Wednesday, 30 April 2014

Getting my old Thunderbird profile into Icedove

Do we have to play these branding games with directory names - especially hidden-by-convention ones?

I just wasted half an hour or so trying to coax Icedove into seeing the account that I used with Thunderbird just a month or two ago. So it could just magically see it, or even just permit me to import the old folder into a new one. Whatever, I just wanted my mail!

Making software easy to use for non-geeks is a laudable goal, but I don't think you reach that goal by disappearing so many control elements that the configuration dialogs appear empty. It reminds me of something one of our computer science lecturers said once, long ago: "Emacs is an operating system masquerading as an editor; Vi is an editor masquerading as nothing." "Nothing" is not a good user interface. It has no affordances, and so while it might not be an intimidating interface, it is undiscoverable (yay, start clicking random elements whose appearance suggest little about their function).

After some helpless flailing around and a quick look through some unhelpful forum threads (I swear, they're becoming less and less useful with every passing year as each generation of cargo cult users passes down its placebo magic spells to the next) I got some help on Freenode, in #debian:
<mtn> berndj-blackout: rename the folder to .icedove ;)
TL;DR at this point: doing exactly that solved my problem.

Unfortunately I had already started icedove before I got to IRC. So when I blindly did
$ mv ~/.thunderbird ~/.icedove
hoping it would simply rename the directory, it actually moved ~/.thunderbird into ~/.icedove, since by then the latter directory already existed, so mv(1) interprets the command as a request to put the source into the destination as a subdirectory:
stat("/tmp/a", {st_mode=S_IFDIR|0755, st_size=4096, ...}) = 0 lstat("/tmp/b", {st_mode=S_IFDIR|0755, st_size=4096, ...}) = 0 lstat("/tmp/a/b", 0x7fff31da12e0) = -1 ENOENT (No such file or directory) rename("/tmp/b", "/tmp/a/b") = 0
(Can you spot the race condition? You can't use mv(1) as a synchronization primitive.)

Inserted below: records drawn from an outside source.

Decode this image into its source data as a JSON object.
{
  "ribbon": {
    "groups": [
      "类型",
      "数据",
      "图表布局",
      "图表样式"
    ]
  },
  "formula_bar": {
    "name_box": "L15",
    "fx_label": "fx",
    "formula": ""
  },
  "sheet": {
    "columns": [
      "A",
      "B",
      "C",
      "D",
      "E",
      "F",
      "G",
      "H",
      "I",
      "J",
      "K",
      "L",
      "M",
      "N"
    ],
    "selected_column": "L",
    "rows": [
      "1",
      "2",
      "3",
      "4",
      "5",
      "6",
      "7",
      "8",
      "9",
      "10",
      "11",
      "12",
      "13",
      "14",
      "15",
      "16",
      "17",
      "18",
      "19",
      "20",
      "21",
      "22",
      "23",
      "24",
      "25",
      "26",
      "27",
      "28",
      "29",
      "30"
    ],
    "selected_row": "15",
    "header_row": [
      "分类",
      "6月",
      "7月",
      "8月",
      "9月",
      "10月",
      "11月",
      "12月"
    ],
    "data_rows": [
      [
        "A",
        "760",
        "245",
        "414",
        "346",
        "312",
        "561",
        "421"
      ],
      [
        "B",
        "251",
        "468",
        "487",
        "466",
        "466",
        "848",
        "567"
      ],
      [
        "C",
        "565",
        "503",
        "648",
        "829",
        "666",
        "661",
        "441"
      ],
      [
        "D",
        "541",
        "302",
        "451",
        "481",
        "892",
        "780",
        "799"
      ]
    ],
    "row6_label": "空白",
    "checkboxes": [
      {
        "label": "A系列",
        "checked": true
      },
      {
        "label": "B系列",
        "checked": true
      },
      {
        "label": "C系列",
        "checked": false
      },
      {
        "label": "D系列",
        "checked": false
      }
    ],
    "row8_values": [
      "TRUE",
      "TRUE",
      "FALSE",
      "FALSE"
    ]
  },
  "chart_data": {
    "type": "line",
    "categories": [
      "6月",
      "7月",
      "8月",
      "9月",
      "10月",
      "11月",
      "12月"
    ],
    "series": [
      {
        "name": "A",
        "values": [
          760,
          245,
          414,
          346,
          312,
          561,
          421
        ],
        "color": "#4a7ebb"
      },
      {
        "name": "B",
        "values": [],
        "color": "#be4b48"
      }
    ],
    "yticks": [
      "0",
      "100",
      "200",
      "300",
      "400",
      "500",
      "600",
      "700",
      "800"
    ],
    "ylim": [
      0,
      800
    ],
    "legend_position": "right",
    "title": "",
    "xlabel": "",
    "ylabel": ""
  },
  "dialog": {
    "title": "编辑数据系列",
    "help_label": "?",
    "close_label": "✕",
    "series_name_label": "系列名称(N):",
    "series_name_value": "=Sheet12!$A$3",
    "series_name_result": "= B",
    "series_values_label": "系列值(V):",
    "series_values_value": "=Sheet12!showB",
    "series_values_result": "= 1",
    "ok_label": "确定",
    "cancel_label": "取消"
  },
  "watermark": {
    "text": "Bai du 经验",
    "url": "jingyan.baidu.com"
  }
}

It took me a while to realize what had happened. This was the clue:
$ du -sh ~/.icedove/2qeibe1d.default/ 16M /home/berndj/.icedove/2qeibe1d.default/ $ du -sh ~/.icedove/ 5.7G /home/berndj/.icedove/
Where are those 5.7GB?Hiding in ~/.icedove/.thunderbird of course!